▶ **WORK ITEM**: Among the lines of the material below, how many carry the word "Utah"? Only the number is wanted.

▶ **RECORDS**:
------------

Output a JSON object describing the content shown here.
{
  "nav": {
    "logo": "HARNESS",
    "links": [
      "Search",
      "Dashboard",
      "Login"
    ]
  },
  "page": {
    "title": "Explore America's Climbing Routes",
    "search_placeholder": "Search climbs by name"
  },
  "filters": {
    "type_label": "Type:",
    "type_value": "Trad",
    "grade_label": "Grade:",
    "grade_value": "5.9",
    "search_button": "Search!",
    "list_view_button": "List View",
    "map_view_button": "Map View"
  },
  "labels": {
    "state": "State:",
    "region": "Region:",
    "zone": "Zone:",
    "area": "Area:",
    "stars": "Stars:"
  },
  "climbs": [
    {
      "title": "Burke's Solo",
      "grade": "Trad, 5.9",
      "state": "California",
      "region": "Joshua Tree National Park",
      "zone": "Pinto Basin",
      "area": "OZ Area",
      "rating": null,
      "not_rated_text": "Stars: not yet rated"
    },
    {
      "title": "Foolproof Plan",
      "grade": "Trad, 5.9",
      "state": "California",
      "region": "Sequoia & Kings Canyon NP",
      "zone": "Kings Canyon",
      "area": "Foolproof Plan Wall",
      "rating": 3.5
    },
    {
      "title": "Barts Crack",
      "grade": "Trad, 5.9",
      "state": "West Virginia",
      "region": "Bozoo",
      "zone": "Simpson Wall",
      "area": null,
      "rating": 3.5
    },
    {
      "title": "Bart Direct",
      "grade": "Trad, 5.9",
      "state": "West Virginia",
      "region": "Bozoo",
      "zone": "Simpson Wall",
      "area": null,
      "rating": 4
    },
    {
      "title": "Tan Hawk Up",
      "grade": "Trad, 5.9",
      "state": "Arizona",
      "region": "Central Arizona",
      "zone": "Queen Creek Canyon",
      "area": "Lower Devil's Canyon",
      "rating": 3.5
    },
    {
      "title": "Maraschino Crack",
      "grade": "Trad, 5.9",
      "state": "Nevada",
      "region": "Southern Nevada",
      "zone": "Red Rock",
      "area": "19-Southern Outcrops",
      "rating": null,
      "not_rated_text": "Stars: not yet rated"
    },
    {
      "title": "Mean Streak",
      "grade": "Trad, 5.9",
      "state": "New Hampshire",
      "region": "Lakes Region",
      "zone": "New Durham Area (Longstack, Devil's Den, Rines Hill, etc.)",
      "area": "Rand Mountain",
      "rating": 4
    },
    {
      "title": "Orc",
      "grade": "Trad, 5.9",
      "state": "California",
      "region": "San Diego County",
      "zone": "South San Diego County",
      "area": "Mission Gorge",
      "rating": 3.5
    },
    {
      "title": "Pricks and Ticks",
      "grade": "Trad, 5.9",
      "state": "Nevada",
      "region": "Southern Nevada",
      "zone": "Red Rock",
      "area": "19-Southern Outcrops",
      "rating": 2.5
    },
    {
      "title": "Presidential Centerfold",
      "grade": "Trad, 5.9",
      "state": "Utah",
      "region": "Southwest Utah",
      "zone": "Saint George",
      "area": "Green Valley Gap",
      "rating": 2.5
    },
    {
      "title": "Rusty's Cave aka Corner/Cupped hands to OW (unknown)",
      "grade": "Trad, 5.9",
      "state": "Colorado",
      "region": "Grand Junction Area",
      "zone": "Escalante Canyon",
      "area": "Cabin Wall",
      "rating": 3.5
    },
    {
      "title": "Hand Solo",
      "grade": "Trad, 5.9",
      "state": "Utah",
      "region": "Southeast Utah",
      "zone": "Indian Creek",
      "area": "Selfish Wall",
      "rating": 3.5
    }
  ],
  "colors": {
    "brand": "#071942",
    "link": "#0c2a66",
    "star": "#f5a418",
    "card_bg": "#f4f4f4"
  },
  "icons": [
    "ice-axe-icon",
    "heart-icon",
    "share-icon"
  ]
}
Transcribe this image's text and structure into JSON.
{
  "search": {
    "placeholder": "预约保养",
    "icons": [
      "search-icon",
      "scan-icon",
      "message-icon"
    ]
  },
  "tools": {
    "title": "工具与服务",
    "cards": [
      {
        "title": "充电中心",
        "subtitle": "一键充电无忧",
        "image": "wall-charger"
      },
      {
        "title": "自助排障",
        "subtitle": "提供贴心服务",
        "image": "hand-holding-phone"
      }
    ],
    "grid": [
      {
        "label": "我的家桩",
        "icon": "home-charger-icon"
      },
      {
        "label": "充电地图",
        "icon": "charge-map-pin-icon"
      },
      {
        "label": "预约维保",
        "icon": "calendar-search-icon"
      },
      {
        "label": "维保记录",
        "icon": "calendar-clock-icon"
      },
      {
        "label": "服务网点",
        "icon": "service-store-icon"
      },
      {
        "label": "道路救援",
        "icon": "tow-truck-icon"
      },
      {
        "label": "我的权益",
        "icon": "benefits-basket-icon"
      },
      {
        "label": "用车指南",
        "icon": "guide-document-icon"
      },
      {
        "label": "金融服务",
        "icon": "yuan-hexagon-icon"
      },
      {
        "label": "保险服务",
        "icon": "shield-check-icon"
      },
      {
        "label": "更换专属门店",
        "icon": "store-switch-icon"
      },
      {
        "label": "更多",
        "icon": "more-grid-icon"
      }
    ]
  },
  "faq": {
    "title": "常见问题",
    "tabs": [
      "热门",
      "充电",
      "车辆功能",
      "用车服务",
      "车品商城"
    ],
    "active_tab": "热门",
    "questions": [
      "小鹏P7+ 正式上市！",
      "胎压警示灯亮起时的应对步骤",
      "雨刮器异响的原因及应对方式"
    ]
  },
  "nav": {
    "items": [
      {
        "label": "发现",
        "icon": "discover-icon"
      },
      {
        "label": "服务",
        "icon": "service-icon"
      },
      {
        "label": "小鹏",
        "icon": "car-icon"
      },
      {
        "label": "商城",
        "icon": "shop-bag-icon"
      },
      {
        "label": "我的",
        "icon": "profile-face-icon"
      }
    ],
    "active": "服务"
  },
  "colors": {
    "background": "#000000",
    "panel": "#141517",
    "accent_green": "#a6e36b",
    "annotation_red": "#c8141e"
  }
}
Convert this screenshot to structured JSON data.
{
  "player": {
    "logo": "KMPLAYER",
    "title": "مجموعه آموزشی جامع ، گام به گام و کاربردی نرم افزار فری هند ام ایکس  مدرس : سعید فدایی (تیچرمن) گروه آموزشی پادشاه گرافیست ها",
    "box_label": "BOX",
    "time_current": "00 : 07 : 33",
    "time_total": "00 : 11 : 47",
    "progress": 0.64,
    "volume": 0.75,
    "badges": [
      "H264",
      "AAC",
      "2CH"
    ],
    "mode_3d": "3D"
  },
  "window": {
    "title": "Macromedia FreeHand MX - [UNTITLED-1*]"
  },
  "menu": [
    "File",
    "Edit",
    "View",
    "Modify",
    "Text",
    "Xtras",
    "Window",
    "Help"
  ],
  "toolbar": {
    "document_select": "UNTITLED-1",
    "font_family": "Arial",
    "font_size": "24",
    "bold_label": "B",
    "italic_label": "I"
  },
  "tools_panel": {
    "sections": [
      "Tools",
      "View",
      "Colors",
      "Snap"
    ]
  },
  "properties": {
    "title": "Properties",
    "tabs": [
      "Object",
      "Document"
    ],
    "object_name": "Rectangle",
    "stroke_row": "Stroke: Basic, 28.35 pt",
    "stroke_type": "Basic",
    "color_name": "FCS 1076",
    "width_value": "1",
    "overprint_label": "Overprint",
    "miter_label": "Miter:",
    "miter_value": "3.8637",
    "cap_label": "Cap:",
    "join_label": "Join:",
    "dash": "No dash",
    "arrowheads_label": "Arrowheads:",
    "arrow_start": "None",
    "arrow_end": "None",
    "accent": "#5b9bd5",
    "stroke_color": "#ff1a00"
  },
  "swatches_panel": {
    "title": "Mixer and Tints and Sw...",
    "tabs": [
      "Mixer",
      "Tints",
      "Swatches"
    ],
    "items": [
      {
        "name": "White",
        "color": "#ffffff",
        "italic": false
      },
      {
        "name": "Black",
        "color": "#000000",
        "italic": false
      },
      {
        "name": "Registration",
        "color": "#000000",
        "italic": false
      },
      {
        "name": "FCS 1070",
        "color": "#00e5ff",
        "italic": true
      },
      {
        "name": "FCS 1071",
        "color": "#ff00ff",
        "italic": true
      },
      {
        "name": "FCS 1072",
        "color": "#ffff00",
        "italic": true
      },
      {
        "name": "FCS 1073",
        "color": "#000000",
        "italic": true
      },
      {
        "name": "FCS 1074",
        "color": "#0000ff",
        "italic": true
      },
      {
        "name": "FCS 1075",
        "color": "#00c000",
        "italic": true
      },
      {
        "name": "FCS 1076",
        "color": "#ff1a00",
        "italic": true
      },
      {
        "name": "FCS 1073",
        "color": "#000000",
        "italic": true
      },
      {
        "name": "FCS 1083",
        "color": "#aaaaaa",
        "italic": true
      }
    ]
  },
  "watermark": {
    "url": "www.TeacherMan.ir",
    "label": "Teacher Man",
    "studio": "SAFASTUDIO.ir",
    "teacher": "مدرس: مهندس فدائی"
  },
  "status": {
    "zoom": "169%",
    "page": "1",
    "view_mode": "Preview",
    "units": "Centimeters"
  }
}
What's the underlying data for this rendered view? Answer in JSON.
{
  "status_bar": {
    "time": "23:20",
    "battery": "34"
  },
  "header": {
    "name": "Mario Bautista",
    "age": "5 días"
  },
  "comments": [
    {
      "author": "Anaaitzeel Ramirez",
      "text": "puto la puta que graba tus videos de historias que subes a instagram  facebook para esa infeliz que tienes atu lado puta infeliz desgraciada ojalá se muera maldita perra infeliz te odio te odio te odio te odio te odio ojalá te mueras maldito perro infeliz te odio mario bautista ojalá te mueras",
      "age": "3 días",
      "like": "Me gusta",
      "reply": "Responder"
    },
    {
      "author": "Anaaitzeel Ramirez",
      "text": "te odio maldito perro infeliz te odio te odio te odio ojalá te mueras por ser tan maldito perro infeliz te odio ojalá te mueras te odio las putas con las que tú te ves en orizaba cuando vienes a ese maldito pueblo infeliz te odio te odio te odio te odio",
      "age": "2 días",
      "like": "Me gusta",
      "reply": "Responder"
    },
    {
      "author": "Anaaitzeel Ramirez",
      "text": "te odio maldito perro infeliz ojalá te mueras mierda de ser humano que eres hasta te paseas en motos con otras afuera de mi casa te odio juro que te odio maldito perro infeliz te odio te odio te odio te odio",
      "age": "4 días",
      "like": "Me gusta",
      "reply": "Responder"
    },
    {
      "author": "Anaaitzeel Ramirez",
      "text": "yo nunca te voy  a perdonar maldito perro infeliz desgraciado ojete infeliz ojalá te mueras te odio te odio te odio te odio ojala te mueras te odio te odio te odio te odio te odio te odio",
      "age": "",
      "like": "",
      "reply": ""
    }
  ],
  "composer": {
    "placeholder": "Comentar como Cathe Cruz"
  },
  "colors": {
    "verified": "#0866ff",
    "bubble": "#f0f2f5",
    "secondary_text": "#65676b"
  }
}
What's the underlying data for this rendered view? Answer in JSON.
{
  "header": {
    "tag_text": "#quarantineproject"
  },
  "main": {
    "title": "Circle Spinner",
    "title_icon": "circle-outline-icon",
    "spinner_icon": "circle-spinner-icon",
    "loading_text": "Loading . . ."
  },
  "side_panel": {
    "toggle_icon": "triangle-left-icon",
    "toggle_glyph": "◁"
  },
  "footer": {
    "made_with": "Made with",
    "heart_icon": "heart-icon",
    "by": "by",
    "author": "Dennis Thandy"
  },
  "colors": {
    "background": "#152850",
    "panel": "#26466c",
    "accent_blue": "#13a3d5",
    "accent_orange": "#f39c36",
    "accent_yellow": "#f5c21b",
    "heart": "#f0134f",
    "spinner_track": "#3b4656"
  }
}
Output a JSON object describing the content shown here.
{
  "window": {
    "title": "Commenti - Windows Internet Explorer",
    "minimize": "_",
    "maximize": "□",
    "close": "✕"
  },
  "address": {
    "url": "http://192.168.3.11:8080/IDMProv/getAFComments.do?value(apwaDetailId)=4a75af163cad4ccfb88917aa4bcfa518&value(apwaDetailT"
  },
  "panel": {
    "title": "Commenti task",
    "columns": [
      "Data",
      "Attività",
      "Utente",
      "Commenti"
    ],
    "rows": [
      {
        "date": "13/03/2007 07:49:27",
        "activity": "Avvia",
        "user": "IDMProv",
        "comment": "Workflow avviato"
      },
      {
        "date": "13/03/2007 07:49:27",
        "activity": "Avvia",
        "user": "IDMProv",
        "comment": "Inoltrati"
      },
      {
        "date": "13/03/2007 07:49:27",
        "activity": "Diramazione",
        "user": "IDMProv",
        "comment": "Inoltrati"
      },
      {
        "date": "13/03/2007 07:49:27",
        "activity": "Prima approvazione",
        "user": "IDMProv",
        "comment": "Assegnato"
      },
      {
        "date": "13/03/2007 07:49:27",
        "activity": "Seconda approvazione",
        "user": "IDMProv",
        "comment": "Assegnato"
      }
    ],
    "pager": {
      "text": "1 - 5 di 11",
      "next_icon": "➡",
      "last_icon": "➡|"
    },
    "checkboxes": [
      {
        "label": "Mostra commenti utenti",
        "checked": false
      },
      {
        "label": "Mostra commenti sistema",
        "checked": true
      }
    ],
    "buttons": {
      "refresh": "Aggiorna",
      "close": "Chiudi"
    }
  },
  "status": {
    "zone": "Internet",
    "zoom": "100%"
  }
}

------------

▶ **ANSWER AREA**: 4